» **Web page and app entries**:
* * *

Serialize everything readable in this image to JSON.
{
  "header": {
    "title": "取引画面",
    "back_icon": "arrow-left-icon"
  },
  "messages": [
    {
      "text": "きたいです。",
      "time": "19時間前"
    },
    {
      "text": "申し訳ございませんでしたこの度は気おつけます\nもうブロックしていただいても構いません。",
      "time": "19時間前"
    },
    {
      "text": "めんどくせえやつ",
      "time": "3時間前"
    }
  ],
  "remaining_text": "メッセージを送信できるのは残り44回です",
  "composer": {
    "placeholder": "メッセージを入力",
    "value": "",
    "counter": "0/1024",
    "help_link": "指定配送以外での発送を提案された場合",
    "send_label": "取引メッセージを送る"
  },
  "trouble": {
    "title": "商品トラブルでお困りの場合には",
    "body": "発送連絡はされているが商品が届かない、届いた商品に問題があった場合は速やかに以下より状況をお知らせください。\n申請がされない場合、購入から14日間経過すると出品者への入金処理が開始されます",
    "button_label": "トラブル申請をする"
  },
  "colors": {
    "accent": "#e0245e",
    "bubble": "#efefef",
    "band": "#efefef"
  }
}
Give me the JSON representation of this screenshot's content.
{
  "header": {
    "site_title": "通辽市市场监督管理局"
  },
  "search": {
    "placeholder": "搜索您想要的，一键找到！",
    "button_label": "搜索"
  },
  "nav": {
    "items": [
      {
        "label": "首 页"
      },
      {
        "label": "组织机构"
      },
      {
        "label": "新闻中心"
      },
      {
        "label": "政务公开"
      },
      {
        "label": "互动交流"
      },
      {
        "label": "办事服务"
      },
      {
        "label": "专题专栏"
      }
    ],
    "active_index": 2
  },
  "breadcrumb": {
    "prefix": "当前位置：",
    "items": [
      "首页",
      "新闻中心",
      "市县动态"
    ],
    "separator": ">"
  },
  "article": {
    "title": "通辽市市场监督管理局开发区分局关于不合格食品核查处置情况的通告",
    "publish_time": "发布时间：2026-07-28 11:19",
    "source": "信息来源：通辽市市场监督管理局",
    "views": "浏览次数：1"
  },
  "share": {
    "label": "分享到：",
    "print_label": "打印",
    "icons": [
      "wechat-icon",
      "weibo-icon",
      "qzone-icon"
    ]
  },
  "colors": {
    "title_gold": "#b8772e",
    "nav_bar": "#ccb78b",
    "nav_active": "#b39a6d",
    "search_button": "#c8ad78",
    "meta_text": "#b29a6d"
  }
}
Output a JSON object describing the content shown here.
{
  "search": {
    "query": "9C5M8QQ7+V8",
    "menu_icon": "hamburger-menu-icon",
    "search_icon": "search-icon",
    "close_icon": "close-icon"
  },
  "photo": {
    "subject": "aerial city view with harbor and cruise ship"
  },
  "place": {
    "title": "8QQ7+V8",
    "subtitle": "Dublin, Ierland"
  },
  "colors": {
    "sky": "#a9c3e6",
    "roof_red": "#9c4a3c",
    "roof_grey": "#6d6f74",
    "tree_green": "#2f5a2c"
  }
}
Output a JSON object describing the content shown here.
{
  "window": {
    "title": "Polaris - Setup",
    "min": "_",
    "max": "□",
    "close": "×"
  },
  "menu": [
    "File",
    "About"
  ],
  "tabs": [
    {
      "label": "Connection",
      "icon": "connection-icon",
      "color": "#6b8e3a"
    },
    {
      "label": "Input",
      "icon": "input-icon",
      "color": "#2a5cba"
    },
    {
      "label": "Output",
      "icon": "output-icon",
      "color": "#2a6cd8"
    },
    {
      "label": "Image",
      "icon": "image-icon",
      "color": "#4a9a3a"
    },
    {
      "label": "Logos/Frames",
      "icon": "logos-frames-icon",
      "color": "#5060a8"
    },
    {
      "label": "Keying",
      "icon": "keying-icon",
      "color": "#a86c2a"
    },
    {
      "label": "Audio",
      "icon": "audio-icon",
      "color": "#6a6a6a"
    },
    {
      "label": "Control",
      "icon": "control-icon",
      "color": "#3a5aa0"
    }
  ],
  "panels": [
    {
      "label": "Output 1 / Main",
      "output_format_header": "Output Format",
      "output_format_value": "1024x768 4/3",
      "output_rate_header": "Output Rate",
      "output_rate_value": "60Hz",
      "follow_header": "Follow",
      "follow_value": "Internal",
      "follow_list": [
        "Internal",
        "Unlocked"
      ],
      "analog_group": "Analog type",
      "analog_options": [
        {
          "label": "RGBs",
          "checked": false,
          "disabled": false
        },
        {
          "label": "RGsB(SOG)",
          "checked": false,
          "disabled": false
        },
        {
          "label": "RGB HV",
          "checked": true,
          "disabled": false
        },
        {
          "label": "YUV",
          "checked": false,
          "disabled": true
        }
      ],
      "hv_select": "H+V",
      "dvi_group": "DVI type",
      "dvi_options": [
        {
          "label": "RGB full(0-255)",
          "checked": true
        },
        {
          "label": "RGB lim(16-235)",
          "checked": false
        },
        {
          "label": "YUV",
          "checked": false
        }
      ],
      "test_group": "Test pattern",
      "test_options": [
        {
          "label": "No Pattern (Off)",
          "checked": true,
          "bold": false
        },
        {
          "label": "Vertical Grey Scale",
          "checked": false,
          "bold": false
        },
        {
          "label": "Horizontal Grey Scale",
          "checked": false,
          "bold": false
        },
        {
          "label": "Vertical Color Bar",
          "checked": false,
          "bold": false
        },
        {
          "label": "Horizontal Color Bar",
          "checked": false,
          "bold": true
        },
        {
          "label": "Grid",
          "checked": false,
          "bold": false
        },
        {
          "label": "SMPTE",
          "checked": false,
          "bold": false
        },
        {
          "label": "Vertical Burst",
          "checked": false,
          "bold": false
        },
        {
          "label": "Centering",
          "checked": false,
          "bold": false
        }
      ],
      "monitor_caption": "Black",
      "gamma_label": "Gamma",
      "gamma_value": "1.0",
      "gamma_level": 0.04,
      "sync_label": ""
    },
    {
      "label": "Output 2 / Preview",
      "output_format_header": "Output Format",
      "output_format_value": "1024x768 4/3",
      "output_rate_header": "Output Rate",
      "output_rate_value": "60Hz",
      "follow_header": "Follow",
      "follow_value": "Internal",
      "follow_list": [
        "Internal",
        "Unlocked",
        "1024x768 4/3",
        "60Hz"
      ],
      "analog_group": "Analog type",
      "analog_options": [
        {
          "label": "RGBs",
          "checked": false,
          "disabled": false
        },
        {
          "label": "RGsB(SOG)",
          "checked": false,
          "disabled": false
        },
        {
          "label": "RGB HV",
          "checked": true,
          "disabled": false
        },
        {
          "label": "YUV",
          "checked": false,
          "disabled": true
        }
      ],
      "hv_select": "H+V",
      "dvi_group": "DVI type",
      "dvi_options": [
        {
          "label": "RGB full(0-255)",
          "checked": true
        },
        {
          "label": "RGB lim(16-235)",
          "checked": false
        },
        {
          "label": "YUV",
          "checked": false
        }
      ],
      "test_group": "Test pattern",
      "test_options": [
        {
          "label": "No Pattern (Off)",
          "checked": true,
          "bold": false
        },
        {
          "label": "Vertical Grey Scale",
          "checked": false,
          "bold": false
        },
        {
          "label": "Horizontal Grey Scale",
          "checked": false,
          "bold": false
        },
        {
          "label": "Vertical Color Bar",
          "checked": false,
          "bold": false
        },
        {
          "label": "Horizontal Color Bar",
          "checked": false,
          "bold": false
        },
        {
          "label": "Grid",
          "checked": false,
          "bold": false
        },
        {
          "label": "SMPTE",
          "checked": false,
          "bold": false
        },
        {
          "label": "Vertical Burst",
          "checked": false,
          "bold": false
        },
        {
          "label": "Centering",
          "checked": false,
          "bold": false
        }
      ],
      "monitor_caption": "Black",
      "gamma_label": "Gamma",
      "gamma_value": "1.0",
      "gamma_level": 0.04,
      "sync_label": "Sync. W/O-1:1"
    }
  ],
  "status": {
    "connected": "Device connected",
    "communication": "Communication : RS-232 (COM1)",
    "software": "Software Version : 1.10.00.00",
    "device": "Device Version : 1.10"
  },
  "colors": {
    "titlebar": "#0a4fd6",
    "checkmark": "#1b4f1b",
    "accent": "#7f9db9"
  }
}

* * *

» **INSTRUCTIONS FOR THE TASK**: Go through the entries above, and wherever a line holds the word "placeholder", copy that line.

» **THE COMPLETED TASK**:
    "placeholder": "メッセージを入力",
    "placeholder": "搜索您想要的，一键找到！",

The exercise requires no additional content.